Reed, who was not involved with the study, said that if a child is underweight or there are concerns about nutritional deficiencies, parents can ask for a referral to a dietitian.
With meat-free diets, Reed said, certain nutrients might be harder to get in the right amounts — including zinc, vitamin B12, protein and calcium. But, she added, that depends on which foods kids are eating.
When they are consuming eggs and dairy, Reed said, those shortfalls are typically not a worry. Plus, kids can get those nutrients from plant foods such as beans, nuts and fortified nondairy “milks,” cereals and nutritional yeasts.
“It’s important to have an open mind,” Reed said. “Vegetarian diets can be healthy at any age.”
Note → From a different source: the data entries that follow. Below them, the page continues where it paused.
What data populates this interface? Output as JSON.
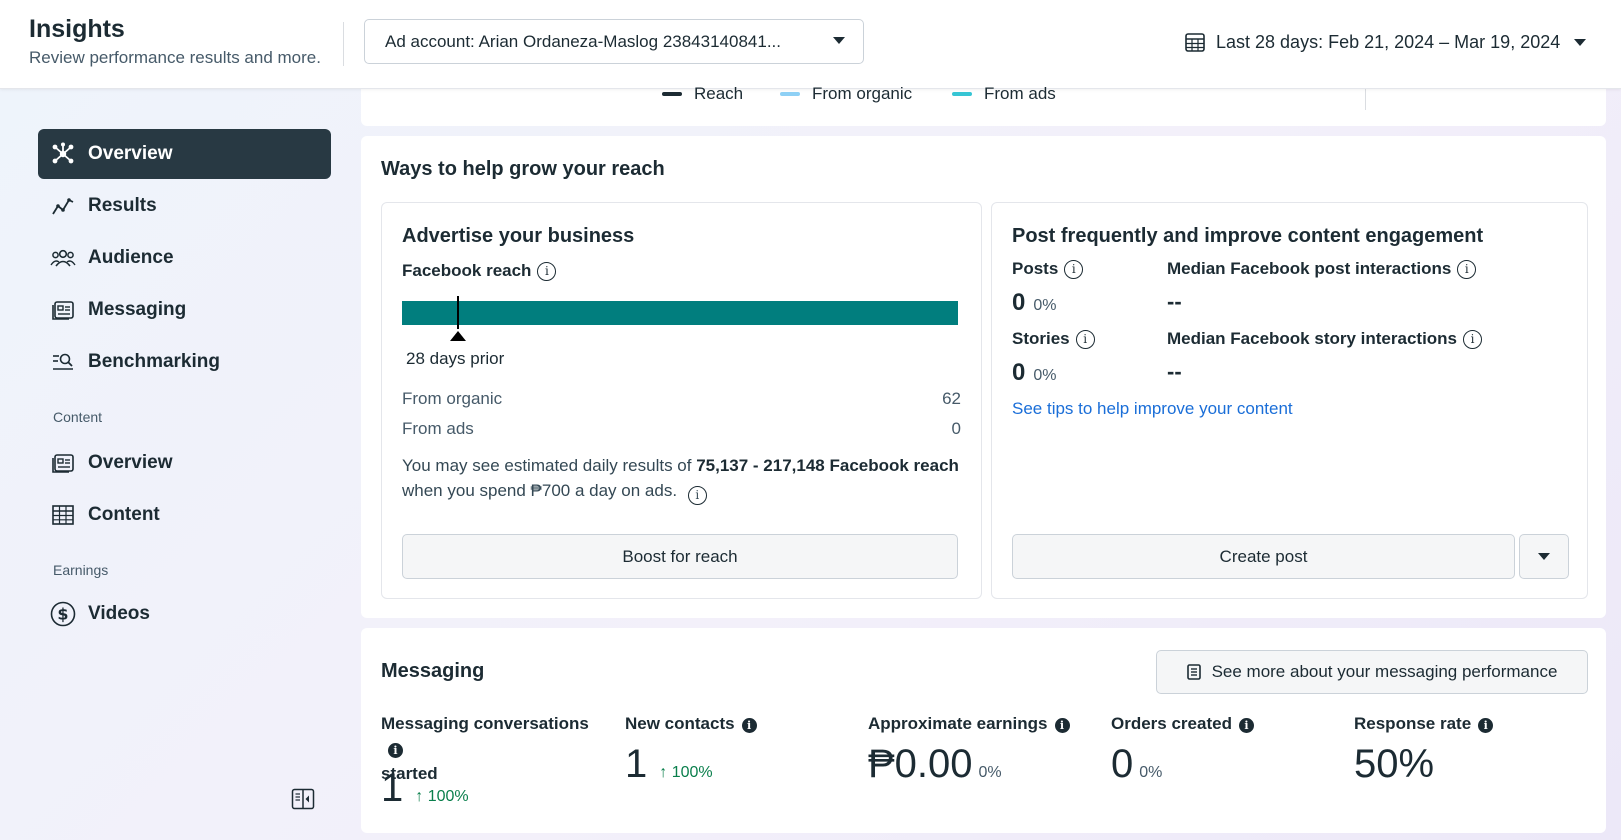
{
  "header": {
    "title": "Insights",
    "subtitle": "Review performance results and more.",
    "ad_account": "Ad account: Arian Ordaneza-Maslog 23843140841...",
    "date_range": "Last 28 days: Feb 21, 2024 – Mar 19, 2024"
  },
  "sidebar": {
    "items": [
      {
        "label": "Overview",
        "icon": "overview-icon"
      },
      {
        "label": "Results",
        "icon": "results-icon"
      },
      {
        "label": "Audience",
        "icon": "audience-icon"
      },
      {
        "label": "Messaging",
        "icon": "messaging-icon"
      },
      {
        "label": "Benchmarking",
        "icon": "benchmarking-icon"
      }
    ],
    "content_section": "Content",
    "content_items": [
      {
        "label": "Overview",
        "icon": "content-overview-icon"
      },
      {
        "label": "Content",
        "icon": "table-icon"
      }
    ],
    "earnings_section": "Earnings",
    "earnings_items": [
      {
        "label": "Videos",
        "icon": "dollar-icon"
      }
    ]
  },
  "legend": {
    "items": [
      {
        "label": "Reach",
        "color": "#1c2b33"
      },
      {
        "label": "From organic",
        "color": "#8ed0f5"
      },
      {
        "label": "From ads",
        "color": "#36c5d4"
      }
    ]
  },
  "grow": {
    "title": "Ways to help grow your reach",
    "advertise": {
      "title": "Advertise your business",
      "reach_label": "Facebook reach",
      "bar_color": "#017e7e",
      "marker_fraction": 0.1,
      "marker_label": "28 days prior",
      "from_organic_label": "From organic",
      "from_organic_value": "62",
      "from_ads_label": "From ads",
      "from_ads_value": "0",
      "estimate_prefix": "You may see estimated daily results of",
      "estimate_value": "75,137 - 217,148 Facebook reach",
      "estimate_suffix": "when you spend ₱700 a day on ads.",
      "boost_label": "Boost for reach"
    },
    "post": {
      "title": "Post frequently and improve content engagement",
      "posts_label": "Posts",
      "posts_value": "0",
      "posts_pct": "0%",
      "median_post_label": "Median Facebook post interactions",
      "median_post_value": "--",
      "stories_label": "Stories",
      "stories_value": "0",
      "stories_pct": "0%",
      "median_story_label": "Median Facebook story interactions",
      "median_story_value": "--",
      "tips_link": "See tips to help improve your content",
      "create_label": "Create post"
    }
  },
  "messaging": {
    "title": "Messaging",
    "see_more": "See more about your messaging performance",
    "metrics": [
      {
        "label_line1": "Messaging conversations",
        "label_line2": "started",
        "value": "1",
        "change": "100%"
      },
      {
        "label": "New contacts",
        "value": "1",
        "change": "100%"
      },
      {
        "label": "Approximate earnings",
        "value": "₱0.00",
        "pct": "0%"
      },
      {
        "label": "Orders created",
        "value": "0",
        "pct": "0%"
      },
      {
        "label": "Response rate",
        "value": "50%"
      }
    ]
  }
}
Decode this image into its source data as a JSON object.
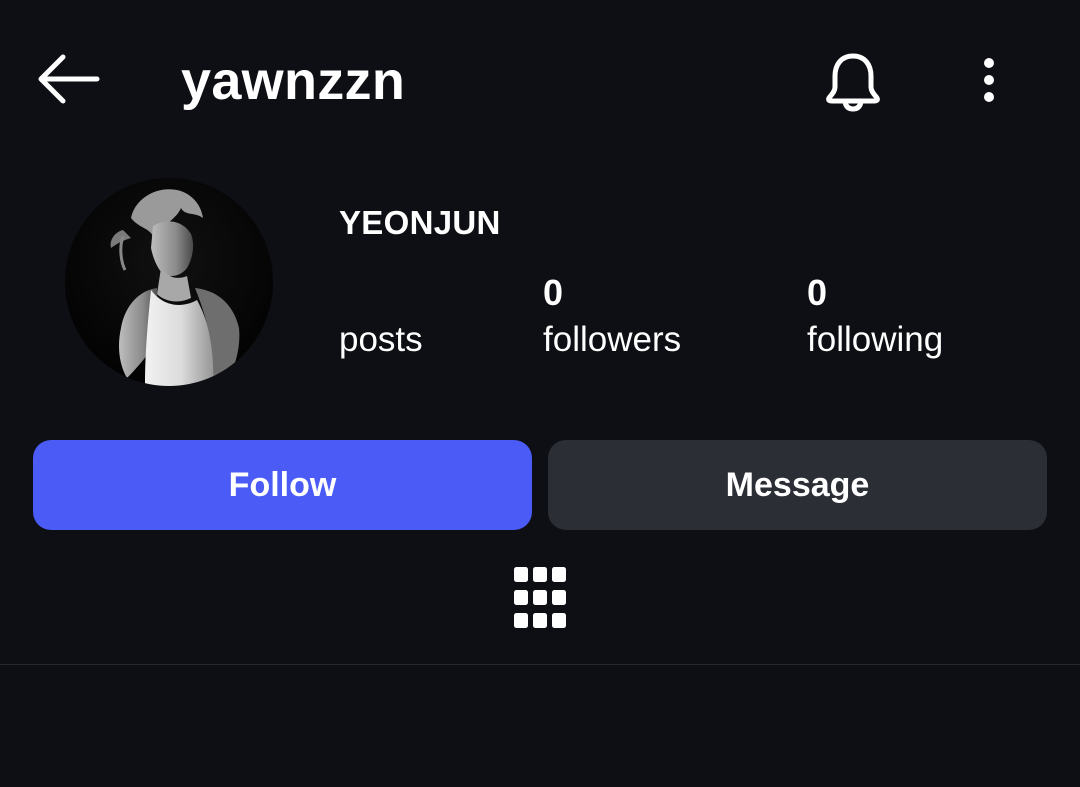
{
  "header": {
    "back_icon": "arrow-left-icon",
    "username": "yawnzzn",
    "notification_icon": "bell-icon",
    "more_icon": "more-vertical-icon"
  },
  "profile": {
    "avatar_description": "black-and-white portrait photo",
    "display_name": "YEONJUN",
    "stats": {
      "posts": {
        "count": "",
        "label": "posts"
      },
      "followers": {
        "count": "0",
        "label": "followers"
      },
      "following": {
        "count": "0",
        "label": "following"
      }
    }
  },
  "actions": {
    "follow_label": "Follow",
    "message_label": "Message"
  },
  "tabs": {
    "grid_icon": "grid-icon"
  },
  "colors": {
    "background": "#0d0f14",
    "follow_button": "#4a5bf6",
    "message_button": "#2b2e35",
    "text": "#ffffff"
  }
}
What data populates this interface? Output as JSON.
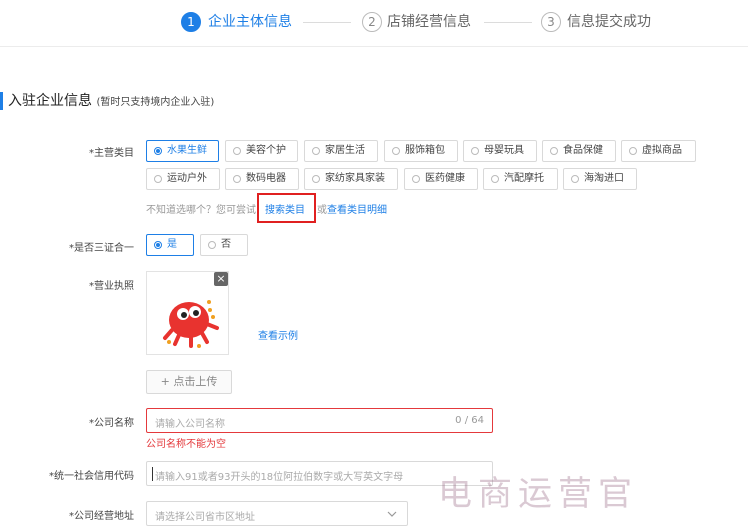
{
  "steps": [
    {
      "num": "1",
      "label": "企业主体信息"
    },
    {
      "num": "2",
      "label": "店铺经营信息"
    },
    {
      "num": "3",
      "label": "信息提交成功"
    }
  ],
  "section": {
    "title": "入驻企业信息",
    "note": "(暂时只支持境内企业入驻)"
  },
  "category": {
    "label": "*主营类目",
    "options": [
      "水果生鲜",
      "美容个护",
      "家居生活",
      "服饰箱包",
      "母婴玩具",
      "食品保健",
      "虚拟商品",
      "运动户外",
      "数码电器",
      "家纺家具家装",
      "医药健康",
      "汽配摩托",
      "海淘进口"
    ],
    "selected": "水果生鲜",
    "hint": "不知道选哪个？您可尝试",
    "search_link": "搜索类目",
    "or_text": "或",
    "detail_link": "查看类目明细"
  },
  "three_in_one": {
    "label": "*是否三证合一",
    "yes": "是",
    "no": "否",
    "selected": "是"
  },
  "license": {
    "label": "*营业执照",
    "close": "×",
    "example_link": "查看示例",
    "upload_btn": "+ 点击上传"
  },
  "company_name": {
    "label": "*公司名称",
    "placeholder": "请输入公司名称",
    "count": "0 / 64",
    "error": "公司名称不能为空"
  },
  "credit_code": {
    "label": "*统一社会信用代码",
    "placeholder": "请输入91或者93开头的18位阿拉伯数字或大写英文字母"
  },
  "address": {
    "label": "*公司经营地址",
    "placeholder": "请选择公司省市区地址"
  },
  "watermark": "电商运营官",
  "colors": {
    "primary": "#1e7fe6",
    "error": "#e4393c",
    "highlight": "#e02020"
  }
}
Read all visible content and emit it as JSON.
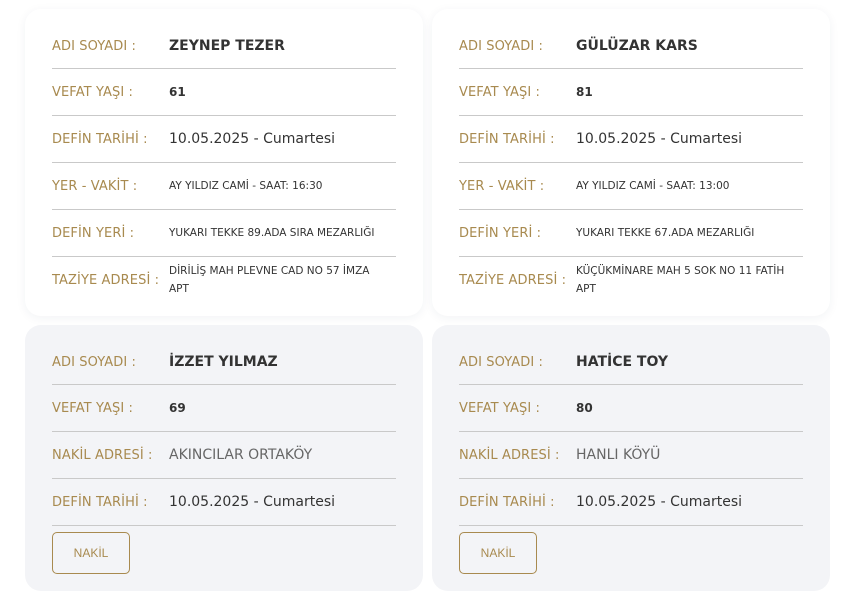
{
  "labels": {
    "name": "ADI SOYADI :",
    "age": "VEFAT YAŞI :",
    "burial_date": "DEFİN TARİHİ :",
    "place_time": "YER - VAKİT :",
    "burial_place": "DEFİN YERİ :",
    "condolence_address": "TAZİYE ADRESİ :",
    "transfer_address": "NAKİL ADRESİ :"
  },
  "cards": [
    {
      "name": "ZEYNEP TEZER",
      "age": "61",
      "burial_date": "10.05.2025 - Cumartesi",
      "place_time": "AY YILDIZ CAMİ - SAAT: 16:30",
      "burial_place": "YUKARI TEKKE 89.ADA SIRA MEZARLIĞI",
      "condolence_address": "DİRİLİŞ MAH PLEVNE CAD NO 57 İMZA APT"
    },
    {
      "name": "GÜLÜZAR KARS",
      "age": "81",
      "burial_date": "10.05.2025 - Cumartesi",
      "place_time": "AY YILDIZ CAMİ - SAAT: 13:00",
      "burial_place": "YUKARI TEKKE 67.ADA MEZARLIĞI",
      "condolence_address": "KÜÇÜKMİNARE MAH 5 SOK NO 11 FATİH APT"
    },
    {
      "name": "İZZET YILMAZ",
      "age": "69",
      "transfer_address": "AKINCILAR ORTAKÖY",
      "burial_date": "10.05.2025 - Cumartesi",
      "button": "NAKİL"
    },
    {
      "name": "HATİCE TOY",
      "age": "80",
      "transfer_address": "HANLI KÖYÜ",
      "burial_date": "10.05.2025 - Cumartesi",
      "button": "NAKİL"
    }
  ],
  "colors": {
    "label_gold": "#a88a4f",
    "grey_card_bg": "#f3f4f7",
    "divider": "#c9c9c9"
  }
}
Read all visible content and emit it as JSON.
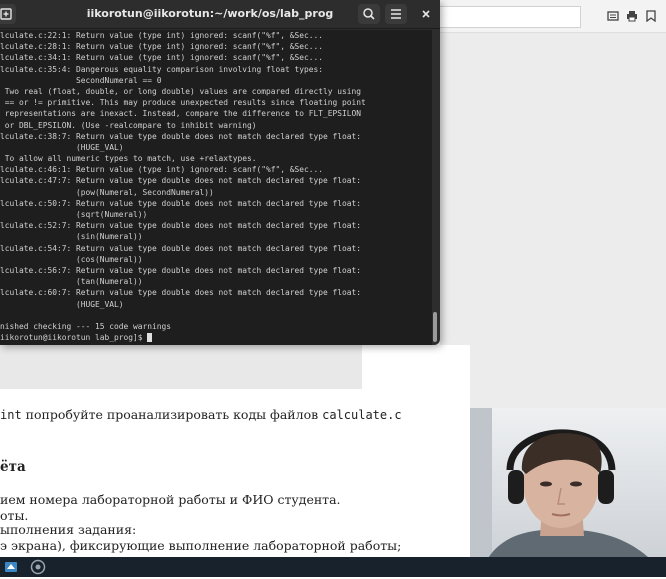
{
  "terminal": {
    "title": "iikorotun@iikorotun:~/work/os/lab_prog",
    "lines": [
      "lculate.c:22:1: Return value (type int) ignored: scanf(\"%f\", &Sec...",
      "lculate.c:28:1: Return value (type int) ignored: scanf(\"%f\", &Sec...",
      "lculate.c:34:1: Return value (type int) ignored: scanf(\"%f\", &Sec...",
      "lculate.c:35:4: Dangerous equality comparison involving float types:",
      "                SecondNumeral == 0",
      " Two real (float, double, or long double) values are compared directly using",
      " == or != primitive. This may produce unexpected results since floating point",
      " representations are inexact. Instead, compare the difference to FLT_EPSILON",
      " or DBL_EPSILON. (Use -realcompare to inhibit warning)",
      "lculate.c:38:7: Return value type double does not match declared type float:",
      "                (HUGE_VAL)",
      " To allow all numeric types to match, use +relaxtypes.",
      "lculate.c:46:1: Return value (type int) ignored: scanf(\"%f\", &Sec...",
      "lculate.c:47:7: Return value type double does not match declared type float:",
      "                (pow(Numeral, SecondNumeral))",
      "lculate.c:50:7: Return value type double does not match declared type float:",
      "                (sqrt(Numeral))",
      "lculate.c:52:7: Return value type double does not match declared type float:",
      "                (sin(Numeral))",
      "lculate.c:54:7: Return value type double does not match declared type float:",
      "                (cos(Numeral))",
      "lculate.c:56:7: Return value type double does not match declared type float:",
      "                (tan(Numeral))",
      "lculate.c:60:7: Return value type double does not match declared type float:",
      "                (HUGE_VAL)",
      "",
      "nished checking --- 15 code warnings"
    ],
    "prompt": "iikorotun@iikorotun lab_prog]$ ",
    "icons": {
      "new_tab": "new-tab-icon",
      "search": "search-icon",
      "menu": "hamburger-menu-icon",
      "close": "close-icon"
    }
  },
  "document": {
    "line1_prefix": "int",
    "line1_text": " попробуйте проанализировать коды файлов ",
    "line1_code": "calculate.c",
    "heading": "ёта",
    "p1": "ием номера лабораторной работы и ФИО студента.",
    "p2": "оты.",
    "p3": "ыполнения задания:",
    "p4": "э экрана), фиксирующие выполнение лабораторной работы;"
  },
  "browser": {
    "icons": [
      "reader-mode-icon",
      "print-icon",
      "bookmark-icon"
    ]
  },
  "taskbar": {
    "icons": [
      "app-launcher-icon",
      "chrome-icon"
    ]
  },
  "colors": {
    "terminal_bg": "#1e1e1e",
    "terminal_header": "#2d2d2d",
    "terminal_text": "#d0d0d0",
    "taskbar": "#17222c"
  }
}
The study findings are based on 8,907 Canadian children who were 2 years old, on average, at the outset, and followed for an average of three years. At the study’s start, 248 children were vegetarian.
Overall, the researchers found, children on meat-free diets were similar to peers as far as growth, weight and blood levels of iron, vitamin D and cholesterol. The only difference was in the risk of being underweight: About 6% of vegetarian kids were underweight, versus roughly 3% of their meat-eating peers.
The large majority of kids on meat-free diets were vegetarian, not vegan (free of all animal products, including dairy and eggs). And vegetarian children consumed about as much cow’s milk as non-vegetarian kids — at just over a cup a day.
Because of that, Maguire said, it’s not possible to draw conclusions about vegan diets for young kids.
Reed noted that, in general, children often get “fixated” on a small number of foods between the ages of 2 and 5.
“A lot of kids that age are self-imposed vegetarians, and don’t eat meat,” she said.
Young children can find meat difficult to chew and swallow, Reed pointed out, and they may prefer protein sources like beans.
She also stressed the importance of parents and kids alike eating plenty of plant foods, which, Reed noted, does not require going meat-free.
The Nemours Foundation has more on vegetarian diets for children.
SOURCES: Jonathon Maguire, MD, MSc, pediatrician, St. Michael’s Hospital of Unity Health Toronto, Canada; Amy Reed, RD, MS, pediatric dietitian, Cincinnati Children’s Hospital Medical Center, and spokesperson, Academy of Nutrition and Dietetics, Chicago; Pediatrics, May 2, 2022, online